Themes/Opinion: Fashion’s talking

Whether it’s ‘high street’ or ‘high-end’, the decision making process for a designer always starts with an idea or set of influences.

Insights selects a diverse group of fashion designers that communicate their concepts and beliefs through clothing and accessories.

Hussein Chalayan: Fashion, objects and storytelling


Video credit: 'Hussein on film' via YouTube.
Central Saint Martins (CSM) graduate Hussein Chalayan, a designer famous for his conceptual approach to fashion, created a series of portable furniture pieces for his Autumn/Winter 2000 collection. Inspired by the theme of wartime and families forced to flee their homes, the catwalk show featured models dismantling a set of wooden chairs, turning chair covers into dresses and folding the chairs into travel cases. Watch the video to find out how a coffee table became an A-line skirt.

Follow Hussein’s studio on Instagram

Katharine Hamnett: Political tees

Young members of Red Wedge wearing Grey Organisation t-shirts designed for the Labour Party.
Katharine Hamnett, another CSM graduate, is a fashion designer and political activist who made slogan t-shirts iconic in the ’80s. White tees with bold statements in black lettering tackled a range of political issues including nuclear weapons, world poverty and famine. According to Hamnett, a successful t-shirt is a voice, it has to make you think and (more importantly) act. Hamnett’s slogan t-shirts became cultural signposts of the era, they were featured in music videos (worn by artists such as Wham! and Queen). They were an inspiration behind the ‘Frankie Says Relax’ t-shirt design and more recently, were re-worked by House of Holland into a series of tongue-in-cheek t-shirts aimed at the fashion industry.

Follow Katherine’s studio on Instagram

Stella McCartney: Ethically led, high-end fashion


She is the daughter of former Beatles member Paul McCartney and American musician, photographer and animal rights activist Linda McCartney. Her upbringing gave her an early interest in animal rights advocacy and sustainable living. A lifelong vegetarian, McCartney does not use any leather or fur in her clothing or accessories, a very unusual approach for a high-end fashion house. She supports PETA and speaks about animal cruelty in the fashion industry. In addition, all Stella McCartney boutiques are operated in an eco-friendly manner, the stores’ biodegradable bags are made from corn, for example.

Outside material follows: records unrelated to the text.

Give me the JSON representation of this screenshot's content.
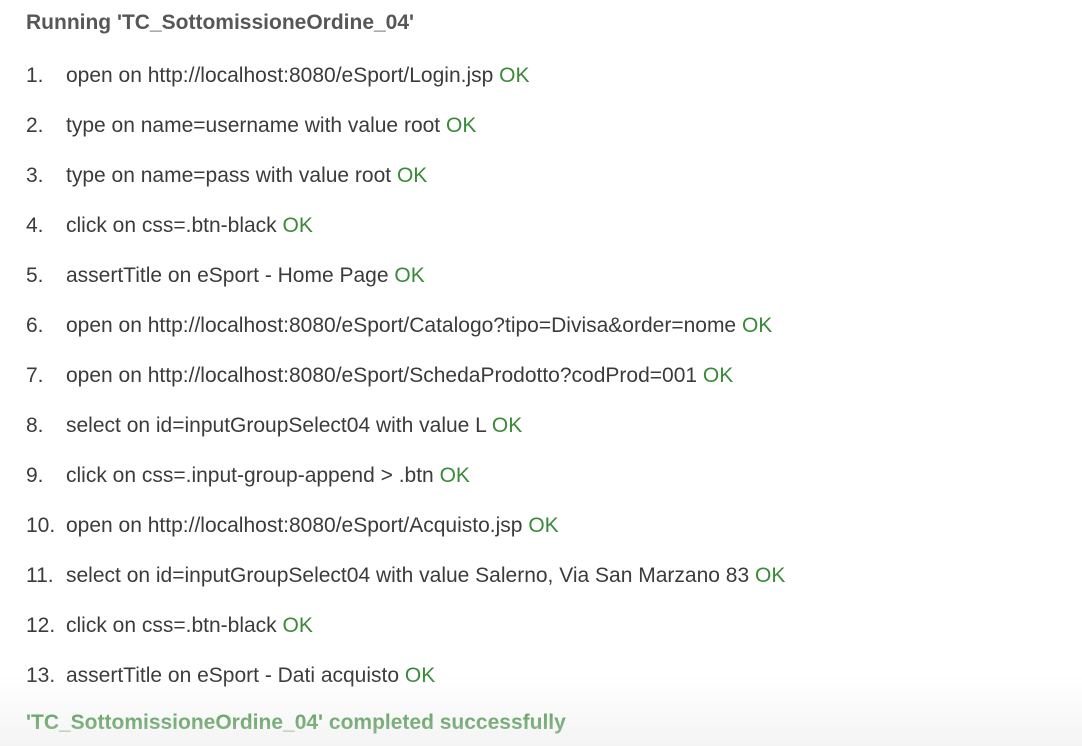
{
  "log": {
    "title": "Running 'TC_SottomissioneOrdine_04'",
    "steps": [
      {
        "num": "1.",
        "text": "open on http://localhost:8080/eSport/Login.jsp",
        "status": "OK"
      },
      {
        "num": "2.",
        "text": "type on name=username with value root",
        "status": "OK"
      },
      {
        "num": "3.",
        "text": "type on name=pass with value root",
        "status": "OK"
      },
      {
        "num": "4.",
        "text": "click on css=.btn-black",
        "status": "OK"
      },
      {
        "num": "5.",
        "text": "assertTitle on eSport - Home Page",
        "status": "OK"
      },
      {
        "num": "6.",
        "text": "open on http://localhost:8080/eSport/Catalogo?tipo=Divisa&order=nome",
        "status": "OK"
      },
      {
        "num": "7.",
        "text": "open on http://localhost:8080/eSport/SchedaProdotto?codProd=001",
        "status": "OK"
      },
      {
        "num": "8.",
        "text": "select on id=inputGroupSelect04 with value L",
        "status": "OK"
      },
      {
        "num": "9.",
        "text": "click on css=.input-group-append > .btn",
        "status": "OK"
      },
      {
        "num": "10.",
        "text": "open on http://localhost:8080/eSport/Acquisto.jsp",
        "status": "OK"
      },
      {
        "num": "11.",
        "text": "select on id=inputGroupSelect04 with value Salerno, Via San Marzano 83",
        "status": "OK"
      },
      {
        "num": "12.",
        "text": "click on css=.btn-black",
        "status": "OK"
      },
      {
        "num": "13.",
        "text": "assertTitle on eSport - Dati acquisto",
        "status": "OK"
      }
    ],
    "completion": "'TC_SottomissioneOrdine_04' completed successfully"
  },
  "colors": {
    "ok": "#3a8a3a",
    "text": "#3b3b3b",
    "title": "#575757",
    "background": "#ffffff"
  }
}
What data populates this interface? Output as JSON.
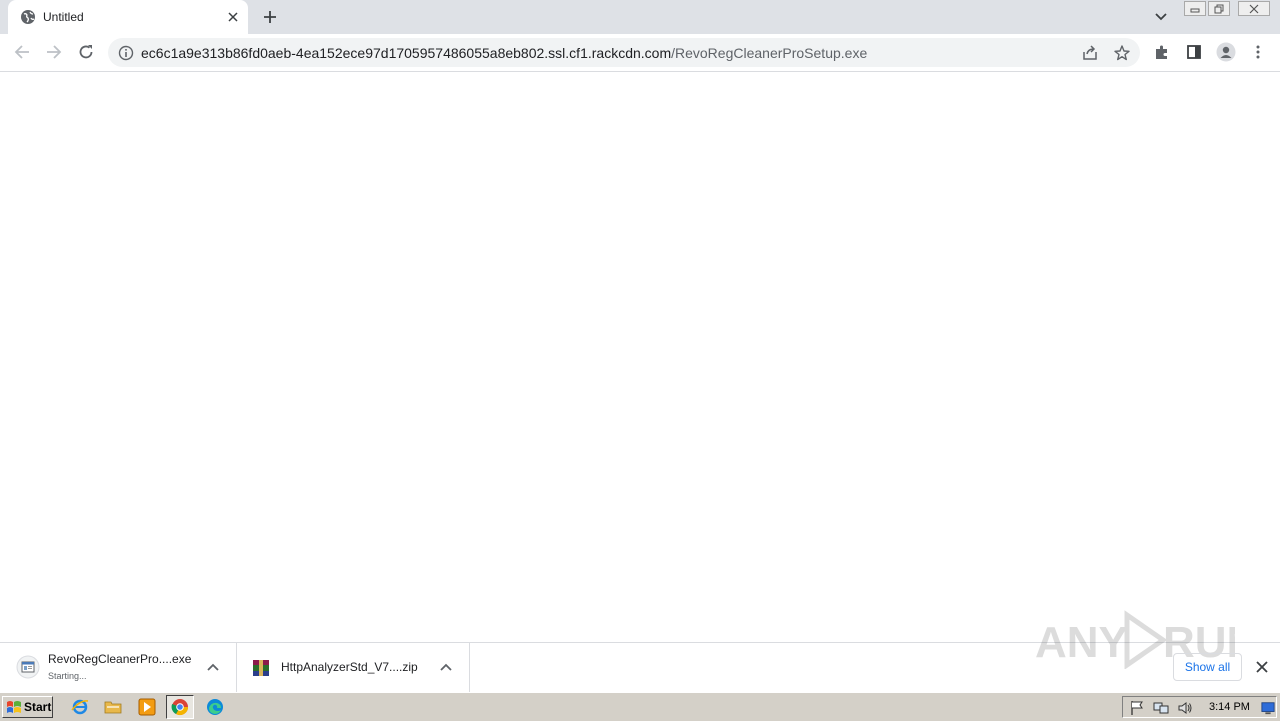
{
  "tab": {
    "title": "Untitled"
  },
  "address": {
    "host": "ec6c1a9e313b86fd0aeb-4ea152ece97d1705957486055a8eb802.ssl.cf1.rackcdn.com",
    "path": "/RevoRegCleanerProSetup.exe"
  },
  "downloads": [
    {
      "name": "RevoRegCleanerPro....exe",
      "status": "Starting...",
      "icon": "installer-icon"
    },
    {
      "name": "HttpAnalyzerStd_V7....zip",
      "status": "",
      "icon": "winrar-archive-icon"
    }
  ],
  "shelf": {
    "show_all_label": "Show all",
    "watermark": "ANY RUN"
  },
  "taskbar": {
    "start_label": "Start",
    "clock": "3:14 PM",
    "quick_launch": [
      "internet-explorer-icon",
      "folder-icon",
      "media-player-icon",
      "chrome-icon",
      "edge-icon"
    ]
  },
  "colors": {
    "tabstrip": "#dee1e6",
    "accent": "#1a73e8",
    "taskbar": "#d4d0c8"
  }
}
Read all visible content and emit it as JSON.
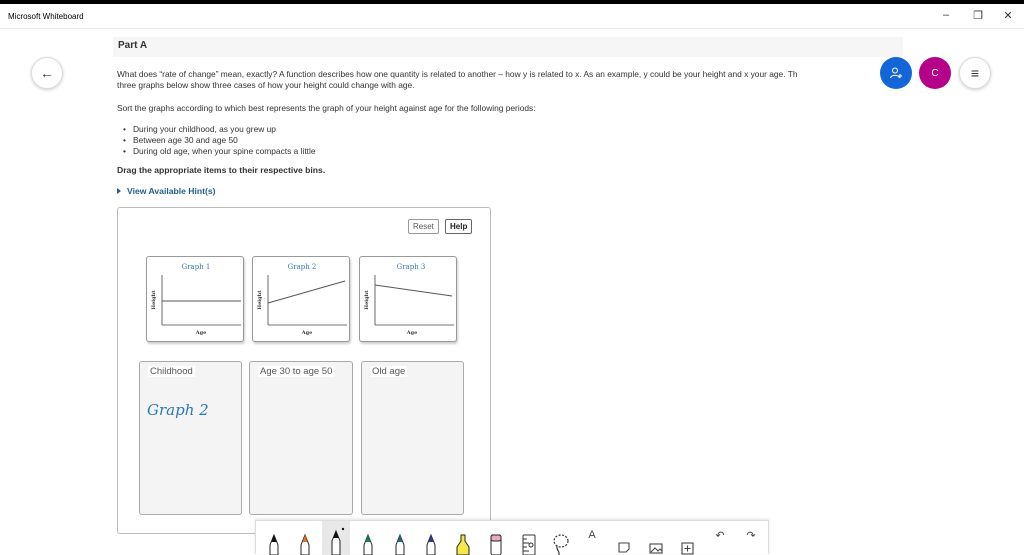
{
  "window": {
    "title": "Microsoft Whiteboard",
    "minimize": "–",
    "restore": "❐",
    "close": "✕"
  },
  "nav": {
    "back_icon": "←"
  },
  "top_right": {
    "invite_icon": "person-add",
    "avatar_initial": "C",
    "menu_icon": "≡",
    "colors": {
      "invite": "#1466d8",
      "avatar": "#b5008a"
    }
  },
  "content": {
    "part_label": "Part A",
    "question_line1": "What does “rate of change” mean, exactly? A function describes how one quantity is related to another – how y is related to x. As an example, y could be your height and x your age. Th",
    "question_line2": "three graphs below show three cases of how your height could change with age.",
    "sort_instruction": "Sort the graphs according to which best represents the graph of your height against age for the following periods:",
    "bullets": [
      "During your childhood, as you grew up",
      "Between age 30 and age 50",
      "During old age, when your spine compacts a little"
    ],
    "drag_instruction": "Drag the appropriate items to their respective bins.",
    "hint_link": "View Available Hint(s)"
  },
  "panel": {
    "reset_label": "Reset",
    "help_label": "Help",
    "graphs": [
      {
        "title": "Graph 1",
        "ylabel": "Height",
        "xlabel": "Age",
        "trend": "flat"
      },
      {
        "title": "Graph 2",
        "ylabel": "Height",
        "xlabel": "Age",
        "trend": "increasing"
      },
      {
        "title": "Graph 3",
        "ylabel": "Height",
        "xlabel": "Age",
        "trend": "decreasing"
      }
    ],
    "bins": [
      {
        "label": "Childhood"
      },
      {
        "label": "Age 30 to age 50"
      },
      {
        "label": "Old age"
      }
    ],
    "handwritten_note": "Graph 2",
    "graph_title_color": "#3a74b8"
  },
  "toolbar": {
    "tools": [
      "pen-black",
      "pen-orange",
      "pen-black-selected",
      "pen-green",
      "pen-teal",
      "pen-navy",
      "highlighter-yellow",
      "eraser-pink",
      "ruler",
      "lasso",
      "text",
      "note",
      "image",
      "insert",
      "undo",
      "redo"
    ],
    "text_tool_glyph": "A",
    "undo_glyph": "↶",
    "redo_glyph": "↷"
  }
}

Follow Stella’s studio on Instagram

Grace Wales Bonner: Race, colonialism, identity


For menswear designer Grace Wales Bonner, born in south-east London to an English mother and Jamaican father, fashion is a way of exploring her dual identity. She uses her designs to play with representation and to challenge ideas of masculinity, privilege and luxury. Model casting is key to her creative process; she’s interested in models coming from dual heritage backgrounds. She listens to their stories, how they respond to her designs and makes them a part of her collection, a part of the story.

Follow Grace’s studio on Instagram

Bethany Williams: Community, sustainability and social change

Photography by Felix Cooper and styling by Anders Sølvsten Thomsen. ‘Breadline’ collection.
To produce her final collection titled ‘Breadline’, London College of Fashion (LCF) graduate Bethany Williams used waste materials from food banks and recycled cardboard from Tesco. Focusing on the issue of hidden hunger in the UK, Williams developed an exchange of fresh fruit and vegetables for waste items from food bank users. She then collaborated with local craftsmen/women using traditional hand crafted techniques to create sustainable woven, printed, knitted and embroidered materials. Part of the profits from the collection will go back to The Vauxhall Food Bank to complete the cycle of exchange.

Follow Bethany’s studio on Instagram


Now it’s over to you: find other fashion designers who are making a difference. Share your #fashiontalksheros with us on Instagram: @ual_insights

Close Bitnami banner